Anderson founded Faithful Word in 2005 and since then has traveled extensively and created a worldwide network of like-minded pastors who have launched similar churches in several different countries. With over 100,000 followers on YouTube, Anderson has an international media reputation for his fiery anti-LGBTQ statements. He also has a reputation for antisemitism. In 2015, Haaretz reported that Anderson had duped four rabbis – including a Holocaust survivor – into appearing in his film “Marching to Zion” in an attempt to prove that Jews are not the chosen people. He has preached several antisemitic sermons in recent years, including one in 2019 titled “The Jews and Their Lies.” The New IFB had been serving as a vehicle for Anderson and like-minded pastors in the network, which included Australia, the Philippines, Canada and South Africa. Its website had been a hub of sorts for information about the network itself, as well as upcoming events and a list of the more than 30 churches and pastors involved with contact information.

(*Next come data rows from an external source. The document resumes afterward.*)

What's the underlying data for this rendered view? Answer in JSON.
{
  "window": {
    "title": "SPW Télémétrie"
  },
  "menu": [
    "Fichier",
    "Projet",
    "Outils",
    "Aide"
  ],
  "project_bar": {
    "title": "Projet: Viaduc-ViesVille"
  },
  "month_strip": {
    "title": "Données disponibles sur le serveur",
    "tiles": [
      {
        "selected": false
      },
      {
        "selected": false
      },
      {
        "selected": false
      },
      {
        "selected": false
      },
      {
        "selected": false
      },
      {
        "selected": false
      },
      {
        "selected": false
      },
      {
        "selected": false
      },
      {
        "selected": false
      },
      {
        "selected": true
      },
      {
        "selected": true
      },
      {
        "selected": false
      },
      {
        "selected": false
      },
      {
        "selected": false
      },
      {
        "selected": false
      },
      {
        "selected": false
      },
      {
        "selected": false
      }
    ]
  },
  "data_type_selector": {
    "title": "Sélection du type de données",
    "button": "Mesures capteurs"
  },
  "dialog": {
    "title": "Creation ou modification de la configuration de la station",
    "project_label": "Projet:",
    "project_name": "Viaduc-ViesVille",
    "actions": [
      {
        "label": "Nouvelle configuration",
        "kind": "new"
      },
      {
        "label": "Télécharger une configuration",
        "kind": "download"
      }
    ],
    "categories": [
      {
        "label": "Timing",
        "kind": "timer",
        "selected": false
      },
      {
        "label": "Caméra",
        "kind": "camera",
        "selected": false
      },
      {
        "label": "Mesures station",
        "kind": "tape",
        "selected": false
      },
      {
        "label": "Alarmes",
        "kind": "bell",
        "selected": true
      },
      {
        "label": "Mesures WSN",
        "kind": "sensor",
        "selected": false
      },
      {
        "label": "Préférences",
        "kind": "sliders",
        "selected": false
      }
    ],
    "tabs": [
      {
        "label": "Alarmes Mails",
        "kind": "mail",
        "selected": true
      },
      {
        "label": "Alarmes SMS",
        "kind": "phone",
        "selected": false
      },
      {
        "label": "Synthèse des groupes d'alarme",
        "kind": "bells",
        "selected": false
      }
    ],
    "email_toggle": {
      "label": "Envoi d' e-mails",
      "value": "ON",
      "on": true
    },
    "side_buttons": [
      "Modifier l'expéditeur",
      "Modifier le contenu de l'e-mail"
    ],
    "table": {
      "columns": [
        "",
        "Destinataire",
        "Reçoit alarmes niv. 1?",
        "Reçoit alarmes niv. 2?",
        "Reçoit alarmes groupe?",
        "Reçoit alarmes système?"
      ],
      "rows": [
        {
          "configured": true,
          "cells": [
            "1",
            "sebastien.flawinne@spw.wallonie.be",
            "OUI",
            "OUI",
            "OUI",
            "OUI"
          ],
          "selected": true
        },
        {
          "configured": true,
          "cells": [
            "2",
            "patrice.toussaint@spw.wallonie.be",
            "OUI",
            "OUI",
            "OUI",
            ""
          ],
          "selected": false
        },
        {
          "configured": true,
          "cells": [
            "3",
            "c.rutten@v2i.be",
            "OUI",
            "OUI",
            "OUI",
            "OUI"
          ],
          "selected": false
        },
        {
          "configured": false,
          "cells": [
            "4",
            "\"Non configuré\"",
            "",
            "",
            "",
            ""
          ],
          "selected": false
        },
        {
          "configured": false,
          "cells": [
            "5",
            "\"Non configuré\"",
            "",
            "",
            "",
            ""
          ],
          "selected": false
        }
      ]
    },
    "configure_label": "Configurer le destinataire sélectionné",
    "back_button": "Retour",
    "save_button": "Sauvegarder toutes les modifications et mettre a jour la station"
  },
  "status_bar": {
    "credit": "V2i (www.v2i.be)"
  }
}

Hatewatch first noticed in mid-January that the website for the New IFB, which also frequently posted videos, interviews and updated information about events relevant to the New IFB, was no longer available, not even on web archives. All of its social media accounts, including Facebook, Twitter and YouTube were also gone.

via splcenter: In the Midst of Infighting, Anti-LGBTQ Church Network’s Website and Social Media Disappear